Emond testified the latter habit bothered her so much that she took her breaks at 2:30 p.m. every day to avoid his departure.

The conflict between Mr. X and Emond came to a head in May 2010 when she was in her office speaking on the phone with a colleague. The man was making so much noise in his cubicle that she stood up and hit their shared wall to get him to stop, she told the board.

'Do not cross that line'

"Once she hung up, Mr. X entered her office, with his fists on his hips, and told her: 'What is your problem? … There is a line on the floor and do not cross that line because I do not know what will happen,'" the board's decision claims.

Emond said she was frightened and left to speak with her manager, telling her she could no longer handle the situation and wanted to move. Half an hour later, she returned to her desk and contacted an employee assistance program.

After that, she told the board she experienced "enormous stress." She arrived at work early to avoid crossing paths with Mr. X and wasn't productive until after he left, she said.

Several months later, she moved into a different closed office facing the kitchen, but "Mr. X often passed by, making bizarre noises with his mouth, like taunting or singing," she told the board.

Emond moved into yet another office in December 2010, where she stayed until she left on sick leave the following year.

Other employees testified that Mr. X told loud jokes, was flatulent, interrupted them, used equipment without permission, ran a white noise machine at his desk until he was told to stop, yawned strangely, put his feet up on his desk and made calls to his own work phone to bother others, among other things.

But manager Sheila Ouellette testified that Mr. X is a friendly employee who wanted people to like him but sometimes behaved awkwardly. She also said he had worked as a correctional officer, and that Mr. X might have been finding it difficult to adjust to an office environment.

Ouellette told the board she didn't think Mr. X was violent, that no one else had filed a complaint against him, and that he was subject to intimidation, ridicule and mockery by colleagues who ganged up on him. 

She said she spoke to Mr. X about washing his feet at his cubicle and that he stopped doing it.

Ouellette described Emond as "a strong personality who works very hard, who likes things to be done her way, and who is easily alarmed," according to the board's decision.

Mr. X files complaint

In August 2011, as she was about to leave for three weeks of vacation, Emond was notified that Mr. X had filed a harassment complaint against her.

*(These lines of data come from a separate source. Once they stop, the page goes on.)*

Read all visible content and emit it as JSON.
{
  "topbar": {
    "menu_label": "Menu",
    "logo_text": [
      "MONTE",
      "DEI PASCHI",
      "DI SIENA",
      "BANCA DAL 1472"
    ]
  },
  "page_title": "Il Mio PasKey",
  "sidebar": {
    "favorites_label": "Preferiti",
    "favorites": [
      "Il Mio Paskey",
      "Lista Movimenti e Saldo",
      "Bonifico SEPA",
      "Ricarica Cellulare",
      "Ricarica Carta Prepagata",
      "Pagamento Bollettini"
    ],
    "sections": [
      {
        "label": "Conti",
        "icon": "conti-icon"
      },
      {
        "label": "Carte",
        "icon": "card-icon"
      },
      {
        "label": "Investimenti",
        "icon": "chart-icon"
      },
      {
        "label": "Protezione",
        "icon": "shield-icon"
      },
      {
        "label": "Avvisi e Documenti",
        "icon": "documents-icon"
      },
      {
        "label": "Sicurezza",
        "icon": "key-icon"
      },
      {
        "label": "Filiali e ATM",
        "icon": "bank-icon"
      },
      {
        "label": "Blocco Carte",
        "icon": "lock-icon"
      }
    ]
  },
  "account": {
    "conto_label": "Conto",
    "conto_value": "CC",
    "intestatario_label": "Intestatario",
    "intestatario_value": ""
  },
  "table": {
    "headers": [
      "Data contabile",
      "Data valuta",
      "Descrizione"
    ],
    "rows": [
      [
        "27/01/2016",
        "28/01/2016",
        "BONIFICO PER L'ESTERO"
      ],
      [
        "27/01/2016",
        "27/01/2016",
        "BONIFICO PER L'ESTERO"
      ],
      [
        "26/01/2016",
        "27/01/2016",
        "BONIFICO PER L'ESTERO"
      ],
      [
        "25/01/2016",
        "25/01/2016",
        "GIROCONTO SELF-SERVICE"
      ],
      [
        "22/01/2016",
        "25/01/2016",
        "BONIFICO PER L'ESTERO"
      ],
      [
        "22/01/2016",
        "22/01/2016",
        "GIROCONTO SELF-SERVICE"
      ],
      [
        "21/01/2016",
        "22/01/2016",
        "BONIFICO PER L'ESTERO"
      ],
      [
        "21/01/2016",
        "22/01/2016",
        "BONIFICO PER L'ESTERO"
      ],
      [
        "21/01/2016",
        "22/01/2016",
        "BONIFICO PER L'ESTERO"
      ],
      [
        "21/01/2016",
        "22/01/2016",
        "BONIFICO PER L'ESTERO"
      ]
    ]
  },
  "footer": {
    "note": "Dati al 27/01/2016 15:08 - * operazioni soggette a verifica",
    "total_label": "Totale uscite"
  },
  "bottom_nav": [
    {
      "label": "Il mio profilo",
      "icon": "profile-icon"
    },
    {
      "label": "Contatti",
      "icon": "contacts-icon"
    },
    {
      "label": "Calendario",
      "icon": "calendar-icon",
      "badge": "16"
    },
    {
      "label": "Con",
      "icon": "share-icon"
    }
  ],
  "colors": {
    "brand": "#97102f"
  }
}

In a colleague's office, she said she thought Mr. X was "going to finish" her, then she looked out the window and asked her colleague "to call my daughter" if anything happened to her.

In the following weeks, Emond sought medical help, applied for sick leave and remained on sick leave until March 2013, when she was assigned to the Correctional Service of Canada for one year.

After the secondment, she was supposed to return to her former job but went on sick leave again in April 2014. While she was away, she had been assigned to another, more secure floor of the building to which Mr. X did not have access, but Emond turned down the move.

The harassment complaint Mr. X filed against Emond was partially upheld, and Emond was reprimanded verbally.

Board orders compensation

The employer's counsel argued that Emond suffered from stress, not a disability, and that she was reasonably accommodated with the move to the secure floor.

Her family doctor and a psychologist "essentially concluded that she was suffering from emotional stress caused by Mr. X and that his presence [at the building] made her fear for her safety," board adjudicator Linda Gobeil wrote in her decision.

"They both testified that she actually felt her fear, although it was subjective. They both stated without reservations that she could not work at [the building], despite the employer's proposed accommodation, as long as the situation with Mr. X remained unresolved. They both affirmed that [she] was credible and that her fear of Mr. X was real," she wrote.

Gobeil ordered the employer to move Emond to another building in Ottawa, at the employer's discretion, and to compensate her for lost annual leave, and for the difference between her salary and the amount she received while she was on long-term disability.